You Laughed At Weiner, But Now He's Rising

Former Congressman Anthony Weiner only joined New York City's mayoral race one month ago, but he's already made it to the top.

According to a recent Marist College poll, Weiner leads the Democratic nomination with 25% of the vote. Council Speaker Christine Quinn, who was a strong front-runner over the last few months, is now behind by 5%.

"We fully expect the polls to fluctuate throughout the campaign, but we are confident that on Election Day, when voters have to decide who they want to lead this city," Quinn's campaign spokesman said to the Daily News about the new poll results. "They will choose someone who has demonstrated the ability to lead and deliver."

Clearly, voters are responding positively to Weiner's name, an ironic advantage for him over his rivals given its ties to a political scandal in 2011. Or perhaps they're warming up to his aggressive presence at campaign forums and his middle class message.

"My ambition is to win every union member," Weiner said at a forum on June 25. "I don't buy the idea that you take the electorate and you chop it up into little pieces of a pie. I don't believe in the idea that you go out and make a list of which endorsements you want."
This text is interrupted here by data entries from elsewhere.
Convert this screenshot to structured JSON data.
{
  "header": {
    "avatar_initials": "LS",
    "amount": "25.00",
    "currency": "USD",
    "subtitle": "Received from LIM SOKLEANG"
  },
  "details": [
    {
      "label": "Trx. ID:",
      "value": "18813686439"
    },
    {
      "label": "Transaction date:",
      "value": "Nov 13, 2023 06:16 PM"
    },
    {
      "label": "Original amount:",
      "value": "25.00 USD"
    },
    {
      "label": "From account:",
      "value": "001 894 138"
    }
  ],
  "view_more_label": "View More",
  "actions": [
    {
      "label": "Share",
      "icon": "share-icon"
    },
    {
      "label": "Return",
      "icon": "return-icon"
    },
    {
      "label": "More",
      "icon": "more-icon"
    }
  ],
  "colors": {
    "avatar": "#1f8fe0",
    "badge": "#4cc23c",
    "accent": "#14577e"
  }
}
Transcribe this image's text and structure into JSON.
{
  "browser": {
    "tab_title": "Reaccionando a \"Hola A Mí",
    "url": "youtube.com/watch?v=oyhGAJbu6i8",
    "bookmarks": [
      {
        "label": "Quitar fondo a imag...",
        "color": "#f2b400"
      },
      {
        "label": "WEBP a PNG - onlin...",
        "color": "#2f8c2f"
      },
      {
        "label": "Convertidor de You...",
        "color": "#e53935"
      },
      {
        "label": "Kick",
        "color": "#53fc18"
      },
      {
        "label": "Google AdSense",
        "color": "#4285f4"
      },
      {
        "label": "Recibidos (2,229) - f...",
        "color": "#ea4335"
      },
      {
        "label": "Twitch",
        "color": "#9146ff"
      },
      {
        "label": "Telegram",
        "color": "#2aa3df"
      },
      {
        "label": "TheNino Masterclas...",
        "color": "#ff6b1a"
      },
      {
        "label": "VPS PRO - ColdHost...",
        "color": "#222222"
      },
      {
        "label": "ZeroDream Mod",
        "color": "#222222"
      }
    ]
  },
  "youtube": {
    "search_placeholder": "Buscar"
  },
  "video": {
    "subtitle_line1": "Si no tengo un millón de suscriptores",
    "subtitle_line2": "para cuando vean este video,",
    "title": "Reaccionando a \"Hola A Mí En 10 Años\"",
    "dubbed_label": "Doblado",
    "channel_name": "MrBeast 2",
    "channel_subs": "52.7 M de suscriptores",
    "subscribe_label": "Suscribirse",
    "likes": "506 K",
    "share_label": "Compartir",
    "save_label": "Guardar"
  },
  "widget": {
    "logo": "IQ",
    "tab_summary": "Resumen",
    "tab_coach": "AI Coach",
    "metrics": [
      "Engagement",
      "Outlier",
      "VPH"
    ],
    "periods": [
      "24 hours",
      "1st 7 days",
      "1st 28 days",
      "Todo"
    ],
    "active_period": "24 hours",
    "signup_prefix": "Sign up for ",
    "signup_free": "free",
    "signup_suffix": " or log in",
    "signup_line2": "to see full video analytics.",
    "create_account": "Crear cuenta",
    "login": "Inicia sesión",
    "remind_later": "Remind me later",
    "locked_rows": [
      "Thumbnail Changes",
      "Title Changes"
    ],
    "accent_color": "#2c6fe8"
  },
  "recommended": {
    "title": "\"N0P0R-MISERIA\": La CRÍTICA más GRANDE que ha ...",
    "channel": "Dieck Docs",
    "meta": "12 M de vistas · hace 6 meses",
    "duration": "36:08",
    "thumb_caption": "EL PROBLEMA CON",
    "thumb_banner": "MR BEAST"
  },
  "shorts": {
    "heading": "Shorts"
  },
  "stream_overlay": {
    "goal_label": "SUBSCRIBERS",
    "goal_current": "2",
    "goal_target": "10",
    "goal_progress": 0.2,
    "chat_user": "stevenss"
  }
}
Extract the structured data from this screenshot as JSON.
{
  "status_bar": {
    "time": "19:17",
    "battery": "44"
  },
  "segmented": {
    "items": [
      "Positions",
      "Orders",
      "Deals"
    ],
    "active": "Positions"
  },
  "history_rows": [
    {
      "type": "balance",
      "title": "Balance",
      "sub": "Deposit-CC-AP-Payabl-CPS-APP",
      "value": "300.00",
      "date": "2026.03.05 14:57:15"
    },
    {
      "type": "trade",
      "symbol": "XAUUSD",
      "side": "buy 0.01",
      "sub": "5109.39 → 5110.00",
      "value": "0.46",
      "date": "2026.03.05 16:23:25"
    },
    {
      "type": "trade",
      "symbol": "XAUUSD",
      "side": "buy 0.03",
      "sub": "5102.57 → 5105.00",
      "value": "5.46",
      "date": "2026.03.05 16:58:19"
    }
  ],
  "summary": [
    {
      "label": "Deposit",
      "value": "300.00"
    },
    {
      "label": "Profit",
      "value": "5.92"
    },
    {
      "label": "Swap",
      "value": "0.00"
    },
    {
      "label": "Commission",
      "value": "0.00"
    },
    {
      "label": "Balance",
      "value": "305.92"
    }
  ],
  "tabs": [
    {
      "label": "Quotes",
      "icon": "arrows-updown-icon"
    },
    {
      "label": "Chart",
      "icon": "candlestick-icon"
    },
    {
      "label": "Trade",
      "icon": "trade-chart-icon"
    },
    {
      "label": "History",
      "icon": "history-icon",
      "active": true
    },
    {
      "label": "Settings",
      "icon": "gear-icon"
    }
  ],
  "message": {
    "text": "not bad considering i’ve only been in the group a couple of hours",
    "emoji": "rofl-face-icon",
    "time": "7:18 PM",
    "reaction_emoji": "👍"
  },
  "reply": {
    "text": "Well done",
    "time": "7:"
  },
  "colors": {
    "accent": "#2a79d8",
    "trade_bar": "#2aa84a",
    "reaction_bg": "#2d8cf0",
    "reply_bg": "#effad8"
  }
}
But the primaries are still months away and current poll numbers are hardly an indication of the final tally. Candidates like Quinn and former comptroller Bill Thompson have had a steady stream of support from party organizations, officials, and unions: a definite edge. Weiner has been building his campaign from the ground up.

Should Weiner keep his lead, he'll most likely be up against Republican candidate and former MTA chief Joseph Lhota, who currently has 28% of the Republican vote, according to the same Marist poll. Lhota has already made his feelings clear about Weiner in a fundraising email sent out Wednesday and is the first candidate to openly criticize him on his past.

"It's the same old story with Anthony Weiner," the email said. "First, he lies to the public, the press and his family. And then he makes up his own facts. This is a pattern that is simply unacceptable."

Weiner, in response, said that he thinks this race may become a contest between him and Lhota, and portrayed the decision as between "someone who wants to have the city move forward ... and someone who wants to have another Giuliani administration."

In the meantime, the former congressman has been working on some policy changes of his own. Last week he announced a health care reform plan and proposed that city workers, who normally don't pay anything towards their health insurance, begin dishing out 10% of the cost. He wants the city government to pay for all health care in a new "single payer" system and cut out insurance companies — something he advocated for while still in Congress.

In the end, Anthony Weiner doesn't really care about the poll numbers.

"In many ways, it doesn't change anything," he said to NBC New York. "We're going to keep talking about ideas for the middle class."